Automating patient health data access
Historically, for a patient to use a health app of their choosing, a health system would have to review and approve the health app beforehand. However, with Oracle Health’s newly released functionality, called consumer automatic provision, this process is streamlined enabling patients easier access to their health data.
Consumer automatic provision allows consumer-facing health apps to be immediately provisioned for FHIR API endpoints upon registration. From there, health data stored within the electronic health record (EHR) system can be retrieved by the app upon explicit authorization from the patient or their authorized representative. Patients maintain full control over authorizing an app to access any of their EHI or only certain data types.
Advancing meaningful health insights and maintaining regulatory compliance
When people can use apps on their smartphones to measure and record critical information like physical activity, weight, sleep, heartbeat, and blood sugar level or track their medicine to ensure they don’t miss a dose, they can make better decisions about their health.
The bottom line of these regulations is patients have the right to access their information electronically for any purpose they may choose, and that right should be facilitated by health IT developers and healthcare providers. Automatic provisioning of successfully registered consumer apps for your FHIR API endpoint helps patients access health information through any app of their choice in a timely fashion without any additional action by your organization.
Protecting patient health data
Protections are built into the FHIR APIs to help keep health data private and secure, but there are potential risks involved with authorizing the disclosure of EHI to a third-party app. While these risks are largely mitigated by protections built into the API connections and access, we all have a responsibility to help educate patients on how to keep their data safe. Although the constraints and protections that Oracle Health can put in place under the 21st Century Cures Act regulations are limited, here are the actions we’re taking to further protect consumer privacy and make the health app ecosystem more reliable and secure for consumers.
Employing industry-standard privacy and security protections as a built-in feature of the APIs
Developing enhancements to provide consumers with details of an app’s posture in relation to certain security-related best practices as part of the authorization user interface
Instructing developers connected with Oracle Health APIs to align with industry best practices for the safe and ethical handling of EHI communicated by the CARIN Alliance
Implementing patient-directed scope selection and redaction in the consumer app authorization workflow

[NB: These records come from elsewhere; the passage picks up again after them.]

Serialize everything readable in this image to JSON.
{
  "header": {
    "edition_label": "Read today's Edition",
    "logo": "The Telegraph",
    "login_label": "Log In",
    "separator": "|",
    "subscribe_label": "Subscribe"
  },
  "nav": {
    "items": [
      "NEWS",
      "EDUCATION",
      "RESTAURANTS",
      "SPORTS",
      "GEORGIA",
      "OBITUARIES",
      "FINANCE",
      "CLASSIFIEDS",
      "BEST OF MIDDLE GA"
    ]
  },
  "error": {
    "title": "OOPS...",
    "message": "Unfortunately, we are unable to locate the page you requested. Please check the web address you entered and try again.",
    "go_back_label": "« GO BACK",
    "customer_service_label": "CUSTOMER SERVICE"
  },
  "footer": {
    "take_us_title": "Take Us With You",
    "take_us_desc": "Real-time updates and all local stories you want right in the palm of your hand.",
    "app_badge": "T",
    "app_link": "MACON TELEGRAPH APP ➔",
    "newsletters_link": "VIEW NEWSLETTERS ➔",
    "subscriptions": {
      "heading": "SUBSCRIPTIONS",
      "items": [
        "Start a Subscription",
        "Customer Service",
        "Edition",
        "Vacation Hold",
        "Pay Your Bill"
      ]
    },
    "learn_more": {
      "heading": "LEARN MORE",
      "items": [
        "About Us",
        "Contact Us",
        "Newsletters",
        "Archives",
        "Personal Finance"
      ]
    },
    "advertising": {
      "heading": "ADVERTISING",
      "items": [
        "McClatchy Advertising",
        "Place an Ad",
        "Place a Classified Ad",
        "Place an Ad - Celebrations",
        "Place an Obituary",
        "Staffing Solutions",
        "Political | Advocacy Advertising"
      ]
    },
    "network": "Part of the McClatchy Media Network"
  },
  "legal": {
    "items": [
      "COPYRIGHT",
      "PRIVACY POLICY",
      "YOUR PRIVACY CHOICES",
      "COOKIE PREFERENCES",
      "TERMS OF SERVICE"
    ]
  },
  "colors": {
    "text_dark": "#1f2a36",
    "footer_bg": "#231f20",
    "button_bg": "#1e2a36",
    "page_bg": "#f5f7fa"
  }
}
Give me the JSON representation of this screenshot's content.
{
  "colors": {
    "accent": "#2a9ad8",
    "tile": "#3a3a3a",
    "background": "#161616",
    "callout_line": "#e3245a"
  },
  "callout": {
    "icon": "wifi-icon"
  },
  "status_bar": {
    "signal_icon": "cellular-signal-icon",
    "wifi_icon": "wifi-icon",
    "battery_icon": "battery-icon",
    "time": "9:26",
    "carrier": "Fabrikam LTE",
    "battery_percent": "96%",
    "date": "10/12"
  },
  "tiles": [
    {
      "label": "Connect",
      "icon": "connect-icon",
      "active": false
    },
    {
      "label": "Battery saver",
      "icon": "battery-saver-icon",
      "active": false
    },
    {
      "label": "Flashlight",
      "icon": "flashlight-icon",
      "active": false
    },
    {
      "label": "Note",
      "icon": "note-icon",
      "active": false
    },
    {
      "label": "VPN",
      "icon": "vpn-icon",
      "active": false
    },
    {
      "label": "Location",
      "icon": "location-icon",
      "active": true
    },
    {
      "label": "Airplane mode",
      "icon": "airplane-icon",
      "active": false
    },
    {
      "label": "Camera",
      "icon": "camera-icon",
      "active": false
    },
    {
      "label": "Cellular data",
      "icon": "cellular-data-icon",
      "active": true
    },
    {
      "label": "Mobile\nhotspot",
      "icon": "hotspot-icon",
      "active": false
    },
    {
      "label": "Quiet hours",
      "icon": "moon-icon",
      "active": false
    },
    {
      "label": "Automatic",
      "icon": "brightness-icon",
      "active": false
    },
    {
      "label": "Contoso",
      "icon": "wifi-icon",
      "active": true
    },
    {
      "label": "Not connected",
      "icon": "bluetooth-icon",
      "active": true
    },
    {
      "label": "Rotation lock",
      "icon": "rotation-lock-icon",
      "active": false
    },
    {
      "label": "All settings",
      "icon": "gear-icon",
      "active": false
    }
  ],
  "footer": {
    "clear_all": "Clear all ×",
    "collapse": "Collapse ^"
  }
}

The CARIN Alliance provides useful tips for consumers including:
Only download from trusted app stores
Always review app privacy terms and conditions
Know the app developer
Find out if the app is sharing or selling your data
Streamlining patients’ ability to access personal health data through an app of their choice is an important part of prioritizing the human experience in healthcare. Consumer automatic provision is one step of several that we’re taking to help patients control their own health and care, enhance clinical decision-making, and improve regulatory compliance for greater interoperability.